Summary of Facts
1. SOS-Esclaves alleges that slavery remains a common practice in Mauritania, regardless of its prohibition under the law. According to this NGO, in a considerable number of cases, the Mauritanian government is informed about these practices, and in some of those cases, it occasionally supports the authors of those practices. SOS-Esclaves cites some concrete examples in support of its allegations.
2. In its report of March 1996, SOS-Esclaves provides the following illustrations: ten Mauritanian adults sold and bought as slaves (M’barka Mint Said, Temrazguint Mint M’Barek, Nema Mint Ramdane, Aïchana Mint Abeid Boïlil, Mbarka Mint Meriéme, Zgheilina, Bakary, Abeid, Aïcha Mint Soélim, Kneïba); children from four families enslaved by the masters of their parents (the daughter of M’barka Mint Meriéme, the five children of Aïchana Mint Abeid Boïlil, the daughter of Messaoud Ould Jiddou, and the two sons of Fatma Mint Mama); four other children sold as slaves (Baba Ould Samba, Houssein, Mohamed Ould Maoulould, Sidi Ould Matallah); two Mauritanian women married to their masters against their will (Aïchetou Mint M’Boyrik and Temrazguint Mint M’Bareck); finally, six Mauritanians and their families dispossessed of their ancestral property by the masters of their parents, following the death of the latter (Mohamed Ould Bilal, Oum El Hella Mint Bilal, Bah Ould Rabahl, Biram Ould Abd Elbarka and M’Boyrik Ould Maouloud).
3. SOS-Esclaves requested the Mauritanian government to carry out investigations into these acts and to take necessary measures for their eradication.
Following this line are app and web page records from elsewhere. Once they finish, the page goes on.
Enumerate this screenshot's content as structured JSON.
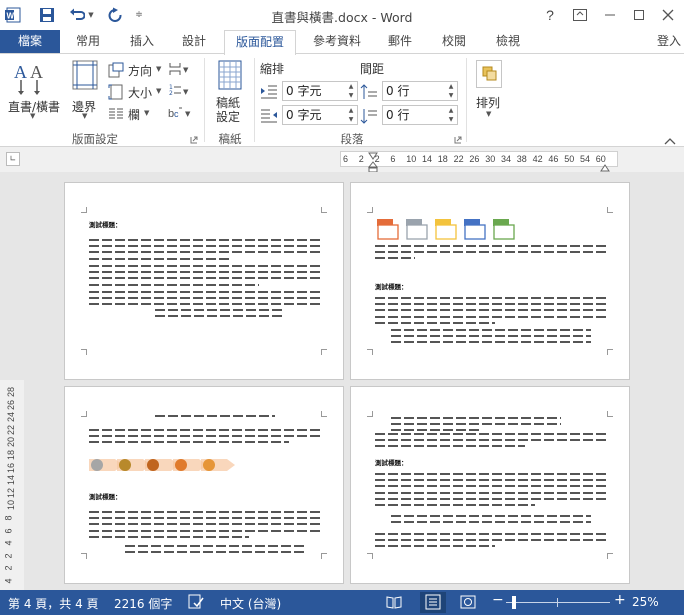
{
  "title_bar": {
    "doc_title": "直書與橫書.docx - Word",
    "help": "?"
  },
  "tabs": [
    "檔案",
    "常用",
    "插入",
    "設計",
    "版面配置",
    "參考資料",
    "郵件",
    "校閱",
    "檢視"
  ],
  "signin": "登入",
  "ribbon": {
    "text_direction": "直書/橫書",
    "margins": "邊界",
    "orientation": "方向",
    "size": "大小",
    "columns": "欄",
    "group_page_setup": "版面設定",
    "manuscript": "稿紙\n設定",
    "manuscript_line1": "稿紙",
    "manuscript_line2": "設定",
    "group_manuscript": "稿紙",
    "indent_label": "縮排",
    "spacing_label": "間距",
    "indent_left": "0 字元",
    "indent_right": "0 字元",
    "spacing_before": "0 行",
    "spacing_after": "0 行",
    "group_paragraph": "段落",
    "arrange": "排列"
  },
  "ruler_ticks": [
    "6",
    "2",
    "2",
    "6",
    "10",
    "14",
    "18",
    "22",
    "26",
    "30",
    "34",
    "38",
    "42",
    "46",
    "50",
    "54",
    "60"
  ],
  "vruler_ticks": [
    "4",
    "2",
    "2",
    "4",
    "6",
    "8",
    "10",
    "12",
    "14",
    "16",
    "18",
    "20",
    "22",
    "24",
    "26",
    "28"
  ],
  "pages": {
    "heading": "測試標題："
  },
  "status": {
    "page": "第 4 頁，共 4 頁",
    "words": "2216 個字",
    "language": "中文 (台灣)",
    "zoom": "25%"
  },
  "colors": {
    "accent": "#2b579a",
    "workspace": "#e6e6e6"
  }
}
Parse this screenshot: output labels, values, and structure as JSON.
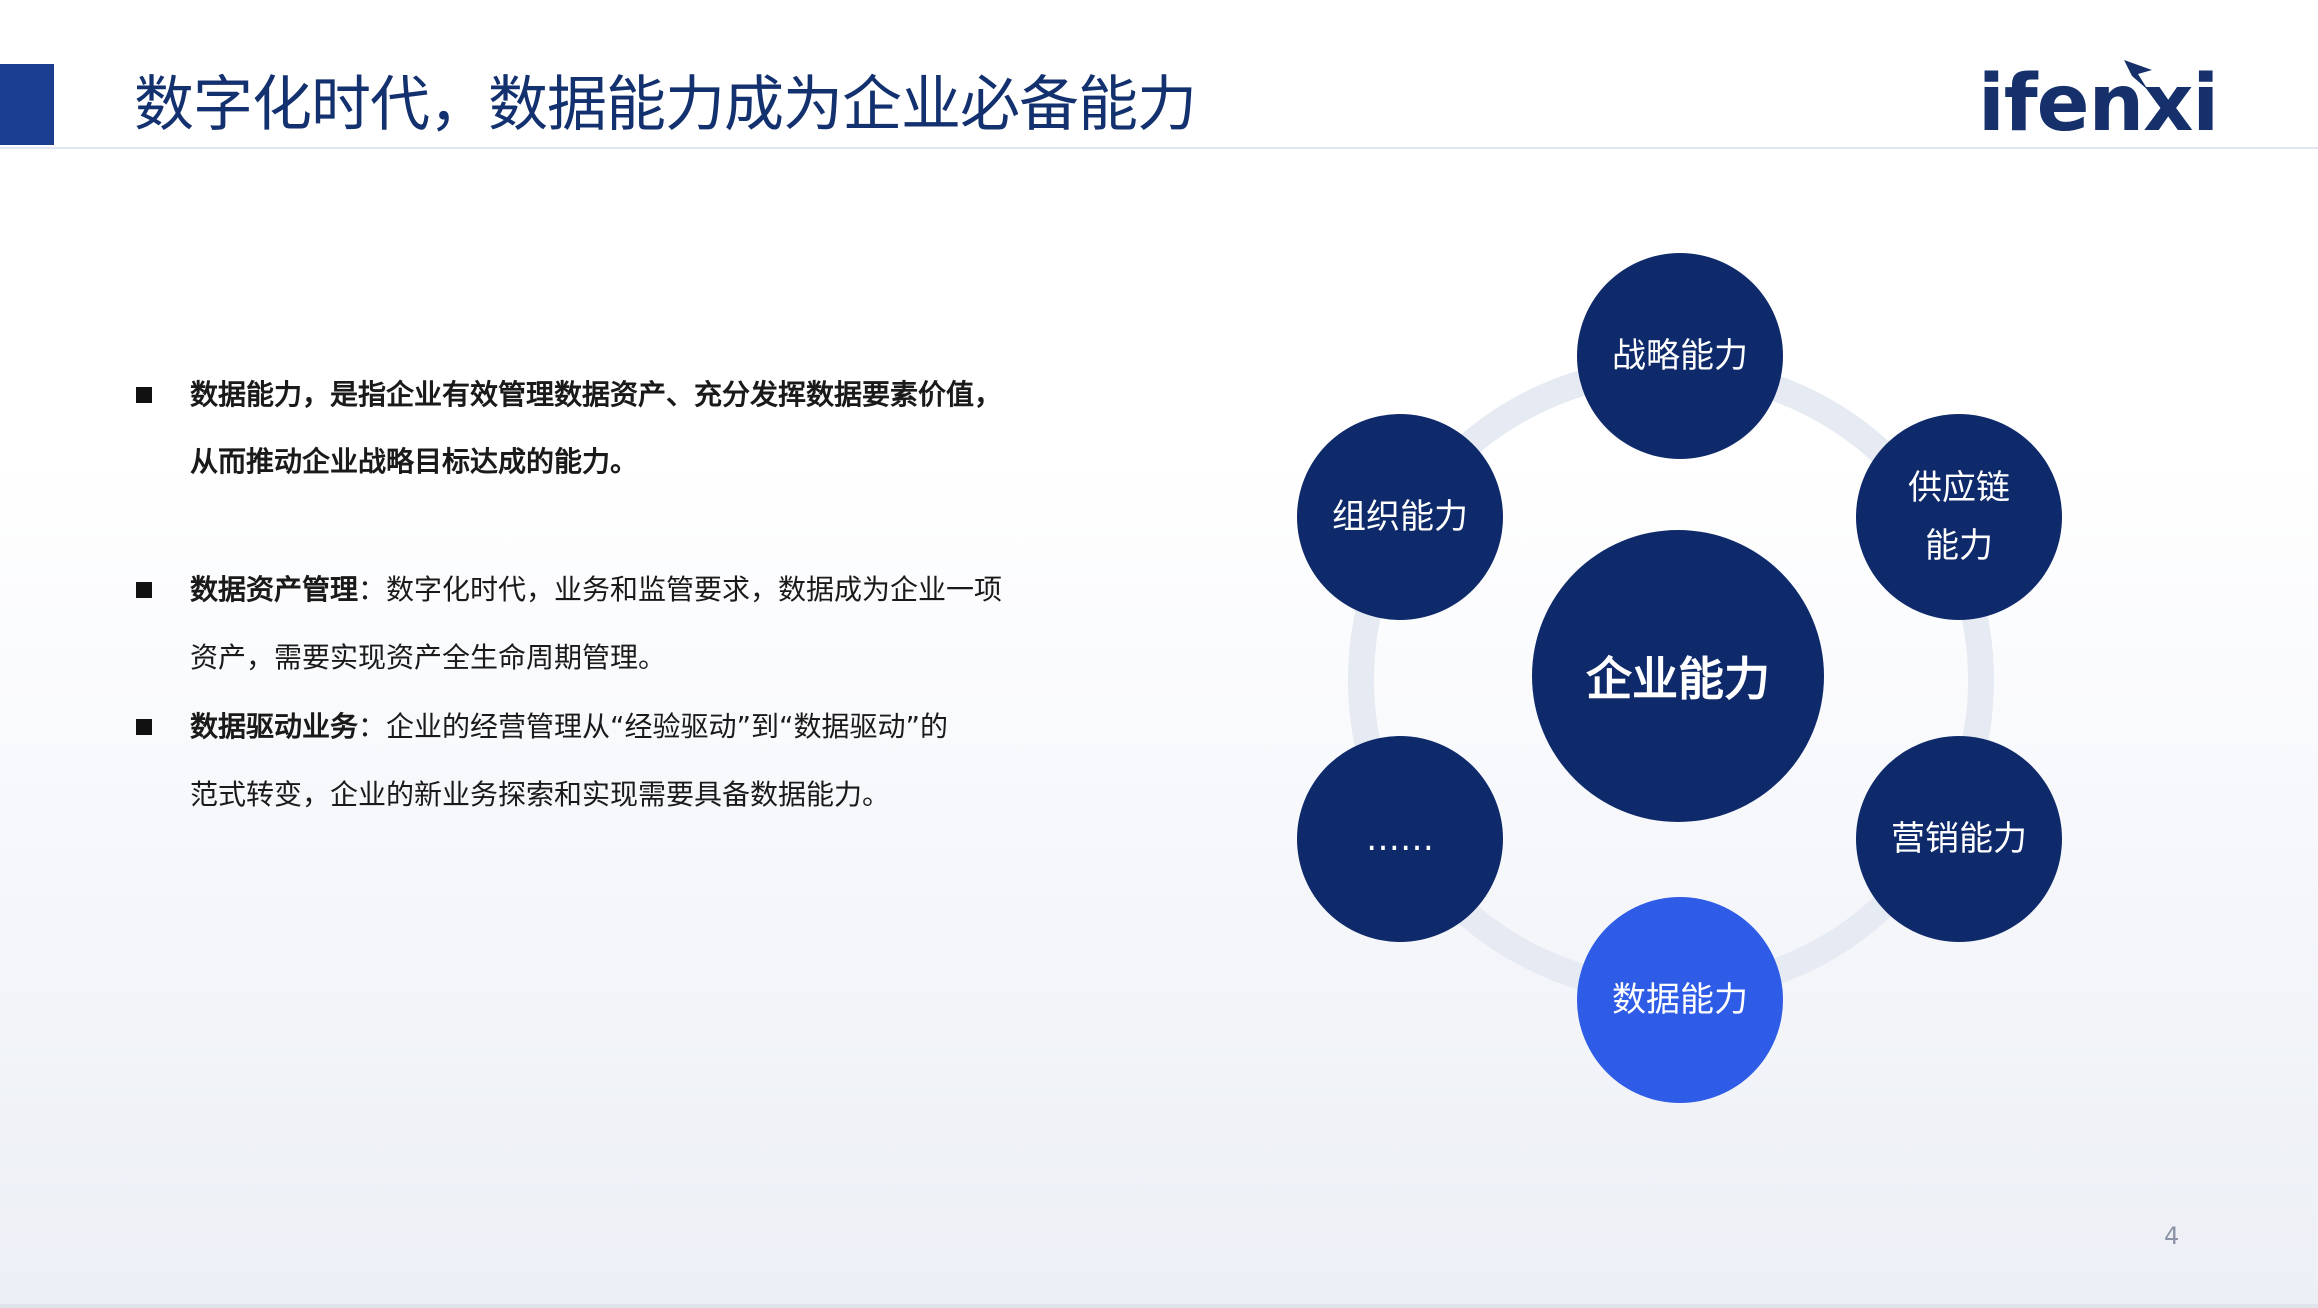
{
  "header": {
    "title": "数字化时代，数据能力成为企业必备能力",
    "logo_text": "ifenxi",
    "accent_color": "#1a3d8f"
  },
  "bullets": [
    {
      "line1_bold": "数据能力，是指企业有效管理数据资产、充分发挥数据要素价值，",
      "line2_bold": "从而推动企业战略目标达成的能力。"
    },
    {
      "term": "数据资产管理",
      "line1_rest": "：数字化时代，业务和监管要求，数据成为企业一项",
      "line2": "资产，需要实现资产全生命周期管理。"
    },
    {
      "term": "数据驱动业务",
      "line1_rest": "：企业的经营管理从“经验驱动”到“数据驱动”的",
      "line2": "范式转变，企业的新业务探索和实现需要具备数据能力。"
    }
  ],
  "diagram": {
    "center": "企业能力",
    "nodes": {
      "top": "战略能力",
      "top_right_line1": "供应链",
      "top_right_line2": "能力",
      "bottom_right": "营销能力",
      "bottom": "数据能力",
      "bottom_left": "……",
      "top_left": "组织能力"
    },
    "colors": {
      "node": "#0f2a6b",
      "highlight": "#2f5ce6",
      "ring": "#e6eaf2"
    }
  },
  "footer": {
    "page_number": "4"
  }
}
However, its request was never followed up.
4. The communication alleges violation of Articles 2, 3, 4, 5, 6, 7, 9, 11 and 15 of the African Charter.
5. The communication is dated 11th April 1997 and was received by the Commission meeting at its 21st Ordinary Session, which was seized of the matter.
6. On 7th July 1997, a letter of notification was addressed to the Mauritanian government informing it of the content of the communication and requesting it to give its reaction.
7. On 7th July 1997, a letter was sent to the Complainant acknowledging receipt of the complaint.
8. At the 22nd Ordinary Session held from 2nd – 11th November 1997, the Commission decided to defer action on all communications submitted against Mauritania until the 23rd Session. This was due to the fact that it was still awaiting the reaction of the government to the mission report that had been given to it during the 21st Session.
9. At the 23rd Session, the Commission determined that some of the information contained in the report submitted in conjunction with the communication did not help it to establish conclusively whether internal remedies had been exhausted. In particular, the Commission emphasised that SOS-Esclaves should supply copies of all judicial decisions on all the cases that it brings up in its report, and to point out those cases that were still pending before Mauritanian jurisdictions. This would enable it to decide on a firm basis of knowledge as the admissibility of the communication.
10. On 25th April 1998, a copy of the communication and the letters requesting additional information on internal procedure were given to the Mauritanian representative at the 23rd Session.
11. On 19th August 1998, correspondence was dispatched to the Complainant communicating the Commission’s position to it.
12. At its 24th Ordinary Session, the Commission deferred consideration of the communication to the following Session.
13. On 12th November 1998, the Secretariat addressed letters to both parties informing them of this decision.
14. In terms of the provisions of article Article 56(5) of the African Charter on Human and Peoples’ Rights, “communications [......] relating to human and peoples’ rights received by the Commission, shall be examined if they [......] are sent after exhausting local remedies, if any, unless it is obvious that this procedure is unduly prolonged.”
15. The facts alleged in the communication submitted by SOS-Esclaves are very grave and from all appearances, contrary to the provisions of the African Charter on Human and Peoples’ Rights, in particular Articles 2, 3 and 5. However, the Complainant, having indicated that there are internal procedures initiated by the supposed victims, does not say anything regarding the status of those procedures. Hence, the Commission is unable to determine whether the said procedures have been concluded or otherwise; nor whether they have allowed the supposed victims to have their rights restored.
16. To enable it to reach an objective determination, the Commission requested the Complainant to supply the additional information it required. Faced with the silence observed by the latter, it is unable to form a precise opinion regarding the facts of which it has been seized. This would seem to indicate that the internal remedies have not been exhausted; the Commission is of the view that if they had been, the Complainant would have made it known.
For these reasons, the Commission
Declares the communication inadmissible due to non-exhaustion of internal remedies; it however acknowledges that the complainant still enjoys the opportunity to seize the Commission again once the conditions of Article 56(5) have been fulfilled.
Bujumbura, 5th May 1999.